About 1785, William Gowan made a declaration
to the Bedford County Court that he had lost an Auditor's Warrant which
had belonged to Daniel Going. The bankrupt Continental Congress was
not financially able to pay the Revolutionary soldiers at the end of
the war and issued Auditor's Warrants as promissory notes for future
On August 13, 1804, "Daniel Going"
was assessed on "2 tithes and 2 horses." "Isham Going"
was again living with his father. In 1805, the last year that "Daniel
Going" was assessed in Bedford County, he was taxed on "1
tithe and 1 horse." Isham Goins had already removed to Claiborne
County, Tennessee. Later that year Daniel Going joined his son in western
About 1805, Daniel Goins joined his son,
Isham Goins in removing to Claiborne County, Tennessee. In the following
year, Campbell County, Tennessee was formed from Claiborne County and
Anderson County, and the Goins families found themselves in the new
county. In 1817 Daniel Goins lived near Jellico, Tennessee in Campbell
On June 3, 1818, Daniel Going made an
affidavit in Campbell County Court asking for a pension based on his
Revolutionary service. The earliest general pension act for Revolutionary
service was enacted by Congress May 18, 1818.
Daniel Goins applied for a Revolutionary pension June 3, 1818 in Campbell
County, Tennessee at "age 60," "Pension No. S-38744:
Congress enacted a second pension act
May 1, 1820 requiring that the veterans to show that they were needy
before a pension was to be granted. On December 4, 1820, to retain his
pension, Daniel Going made another statement before the court regarding
his military service and his financial condition. Many veterans were
known to have minimized their financial position to make certain of
receiving the pension to which they felt entitled by their service.
It is believed that Daniel Going did not have to exaggerate.
His affidavit read:
"State of Tennessee, Campbell County, December Session
On this 4th day of December 1820
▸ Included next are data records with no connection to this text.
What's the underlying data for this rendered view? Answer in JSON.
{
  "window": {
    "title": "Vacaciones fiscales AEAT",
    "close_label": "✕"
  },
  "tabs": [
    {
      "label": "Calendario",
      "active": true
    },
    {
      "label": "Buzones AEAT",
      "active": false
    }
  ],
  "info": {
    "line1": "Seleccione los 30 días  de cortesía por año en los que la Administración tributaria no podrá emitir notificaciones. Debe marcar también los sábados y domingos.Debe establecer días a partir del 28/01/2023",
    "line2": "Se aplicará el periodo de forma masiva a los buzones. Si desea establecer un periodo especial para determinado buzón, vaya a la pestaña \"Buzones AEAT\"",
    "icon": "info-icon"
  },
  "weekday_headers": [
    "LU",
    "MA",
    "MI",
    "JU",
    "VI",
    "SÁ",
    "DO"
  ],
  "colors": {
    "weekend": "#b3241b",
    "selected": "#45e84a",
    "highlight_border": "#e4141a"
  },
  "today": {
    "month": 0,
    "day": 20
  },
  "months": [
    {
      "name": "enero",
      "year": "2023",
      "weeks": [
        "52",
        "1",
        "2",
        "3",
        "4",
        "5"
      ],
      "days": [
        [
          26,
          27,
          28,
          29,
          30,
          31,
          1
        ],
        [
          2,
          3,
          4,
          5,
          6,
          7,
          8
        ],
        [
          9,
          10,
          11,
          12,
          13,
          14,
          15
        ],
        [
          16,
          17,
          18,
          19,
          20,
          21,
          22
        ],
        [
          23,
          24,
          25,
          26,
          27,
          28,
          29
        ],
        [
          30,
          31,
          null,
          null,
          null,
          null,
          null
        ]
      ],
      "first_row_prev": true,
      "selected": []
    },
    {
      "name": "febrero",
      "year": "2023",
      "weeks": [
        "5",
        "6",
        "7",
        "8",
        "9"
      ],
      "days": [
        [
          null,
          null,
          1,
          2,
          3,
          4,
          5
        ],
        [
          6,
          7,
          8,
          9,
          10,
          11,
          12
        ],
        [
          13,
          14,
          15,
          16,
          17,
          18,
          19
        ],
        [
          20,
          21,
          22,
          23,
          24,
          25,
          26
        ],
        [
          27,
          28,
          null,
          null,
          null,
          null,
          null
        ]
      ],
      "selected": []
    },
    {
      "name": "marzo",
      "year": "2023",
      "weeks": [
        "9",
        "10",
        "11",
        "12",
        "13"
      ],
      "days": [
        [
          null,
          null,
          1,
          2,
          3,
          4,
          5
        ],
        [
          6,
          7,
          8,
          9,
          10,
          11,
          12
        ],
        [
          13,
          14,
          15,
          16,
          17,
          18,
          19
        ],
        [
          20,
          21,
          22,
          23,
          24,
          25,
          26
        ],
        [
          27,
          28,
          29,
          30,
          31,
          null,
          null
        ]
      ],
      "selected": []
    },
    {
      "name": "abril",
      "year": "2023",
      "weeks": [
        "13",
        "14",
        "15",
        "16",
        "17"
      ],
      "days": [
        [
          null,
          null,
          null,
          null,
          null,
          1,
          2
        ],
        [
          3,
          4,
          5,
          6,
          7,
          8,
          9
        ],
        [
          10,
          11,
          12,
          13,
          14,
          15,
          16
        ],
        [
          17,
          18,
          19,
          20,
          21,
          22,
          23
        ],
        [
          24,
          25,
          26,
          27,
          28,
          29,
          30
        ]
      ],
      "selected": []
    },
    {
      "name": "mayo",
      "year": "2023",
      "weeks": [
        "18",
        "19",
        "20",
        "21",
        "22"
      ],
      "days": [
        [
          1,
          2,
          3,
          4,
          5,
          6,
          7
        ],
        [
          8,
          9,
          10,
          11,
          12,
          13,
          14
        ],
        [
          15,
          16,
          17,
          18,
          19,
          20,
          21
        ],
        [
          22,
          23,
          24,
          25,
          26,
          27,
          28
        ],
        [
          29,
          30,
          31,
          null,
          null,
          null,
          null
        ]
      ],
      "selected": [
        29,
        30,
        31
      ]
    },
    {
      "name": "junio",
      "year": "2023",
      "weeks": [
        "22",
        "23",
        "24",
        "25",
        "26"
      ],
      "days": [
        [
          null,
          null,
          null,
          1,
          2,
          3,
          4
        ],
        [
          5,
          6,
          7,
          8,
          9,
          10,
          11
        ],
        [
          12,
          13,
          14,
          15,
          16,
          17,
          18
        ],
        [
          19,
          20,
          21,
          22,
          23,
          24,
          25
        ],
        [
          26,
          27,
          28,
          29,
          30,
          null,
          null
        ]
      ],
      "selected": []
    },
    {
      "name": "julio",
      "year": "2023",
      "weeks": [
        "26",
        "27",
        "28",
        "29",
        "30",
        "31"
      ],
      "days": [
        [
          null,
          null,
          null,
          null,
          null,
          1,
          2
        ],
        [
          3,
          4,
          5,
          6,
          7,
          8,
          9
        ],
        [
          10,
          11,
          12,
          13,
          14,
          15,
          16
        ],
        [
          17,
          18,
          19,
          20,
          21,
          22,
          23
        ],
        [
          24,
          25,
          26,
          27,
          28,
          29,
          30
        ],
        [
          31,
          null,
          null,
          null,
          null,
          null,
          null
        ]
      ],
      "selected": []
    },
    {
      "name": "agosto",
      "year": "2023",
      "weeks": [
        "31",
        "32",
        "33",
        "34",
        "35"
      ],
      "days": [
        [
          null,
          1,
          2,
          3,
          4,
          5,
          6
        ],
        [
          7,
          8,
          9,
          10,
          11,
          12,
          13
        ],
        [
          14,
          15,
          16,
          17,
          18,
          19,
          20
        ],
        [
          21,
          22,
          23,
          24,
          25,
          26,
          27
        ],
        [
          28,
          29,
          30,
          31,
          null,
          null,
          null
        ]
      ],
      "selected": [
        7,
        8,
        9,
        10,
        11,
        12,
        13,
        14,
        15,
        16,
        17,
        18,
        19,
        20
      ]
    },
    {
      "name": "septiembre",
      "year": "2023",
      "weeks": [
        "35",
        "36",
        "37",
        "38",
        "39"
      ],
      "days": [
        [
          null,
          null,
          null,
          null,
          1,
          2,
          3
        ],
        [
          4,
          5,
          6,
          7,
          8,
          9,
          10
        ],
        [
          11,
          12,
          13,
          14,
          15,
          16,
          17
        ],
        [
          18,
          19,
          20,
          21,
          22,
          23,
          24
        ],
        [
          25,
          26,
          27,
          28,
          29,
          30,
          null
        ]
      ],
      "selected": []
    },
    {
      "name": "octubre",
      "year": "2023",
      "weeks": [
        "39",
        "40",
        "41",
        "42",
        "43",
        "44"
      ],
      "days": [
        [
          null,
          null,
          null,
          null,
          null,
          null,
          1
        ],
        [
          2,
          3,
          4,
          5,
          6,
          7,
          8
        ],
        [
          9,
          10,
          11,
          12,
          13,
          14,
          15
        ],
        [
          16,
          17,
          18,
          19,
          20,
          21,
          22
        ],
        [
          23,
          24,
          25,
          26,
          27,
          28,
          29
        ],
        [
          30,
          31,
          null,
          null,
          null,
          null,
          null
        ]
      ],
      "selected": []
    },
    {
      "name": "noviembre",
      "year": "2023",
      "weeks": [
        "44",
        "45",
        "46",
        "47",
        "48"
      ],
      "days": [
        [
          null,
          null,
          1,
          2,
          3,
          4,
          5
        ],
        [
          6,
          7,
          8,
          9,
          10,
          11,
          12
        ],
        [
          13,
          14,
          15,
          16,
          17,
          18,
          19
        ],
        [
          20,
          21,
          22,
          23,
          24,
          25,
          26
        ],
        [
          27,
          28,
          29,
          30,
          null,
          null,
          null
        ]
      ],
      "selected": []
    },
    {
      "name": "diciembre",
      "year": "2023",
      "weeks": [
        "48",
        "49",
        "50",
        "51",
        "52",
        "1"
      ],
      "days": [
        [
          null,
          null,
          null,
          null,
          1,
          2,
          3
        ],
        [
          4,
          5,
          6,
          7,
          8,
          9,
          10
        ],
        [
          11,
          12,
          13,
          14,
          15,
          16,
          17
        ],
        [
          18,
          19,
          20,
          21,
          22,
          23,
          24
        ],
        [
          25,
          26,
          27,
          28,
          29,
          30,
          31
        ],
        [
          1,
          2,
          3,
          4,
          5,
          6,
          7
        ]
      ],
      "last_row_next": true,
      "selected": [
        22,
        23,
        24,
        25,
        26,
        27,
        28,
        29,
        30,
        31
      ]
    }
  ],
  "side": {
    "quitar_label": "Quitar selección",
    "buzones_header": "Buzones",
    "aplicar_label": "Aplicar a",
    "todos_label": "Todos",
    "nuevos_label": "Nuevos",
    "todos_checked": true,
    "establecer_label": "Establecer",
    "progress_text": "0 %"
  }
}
personally appeared in open court being a court of record having
the power of fine and imprisonment and also being made a court
of record by the laws of said state, for the said county, Daniel
Going aged sixty five years, resident in the county of Campbell
aforesaid, who, being duly sworn, according to law, doth on
his oath, declare that he served in the revolutionary war as
That he served in the land two
years in the regular service during the Revolutionary war in
the 5th Virginia Regt. Commd. by Josiah Parker in the company
commd. by Capt. Scruggs. And I do swear that I was a resident
citizen of the United States on the 18th day of March 1818,
and I have not since that time by gift, sale or any manner,
disposed of my property or any part thereof with intent therby
so to diminish it as to bring myself within the provisions of
an act of Congress, entitled "An act to provide for certain
persons engaged in the land and naval service of the United
States in the Revolutionary war" passed on the 18th day
of March 1818, and that I have not, nor has any person in trust
for me, any property or securities, contracts or debts due to
me; nor have I income other than what is contained in the schedule
hereto annexed and by me subscribed: 2 cows & calves &
one mare & colt, $79.00; 1 sow & 7 shoats, $ 4.00; 2
chairs, 1 dish & dog, plates, $2.00; $85.00 in cash]
Has no family but himself and
his wife, that his wife is aged 67 years and unable to labor,
that he has no trade.
That he is now a pensioner, that his pension certificate is
Sworn to and subscribed in Daniel [X] Going
Open Court 4th Dec. 1820
Joseph Hart Dept. Clk.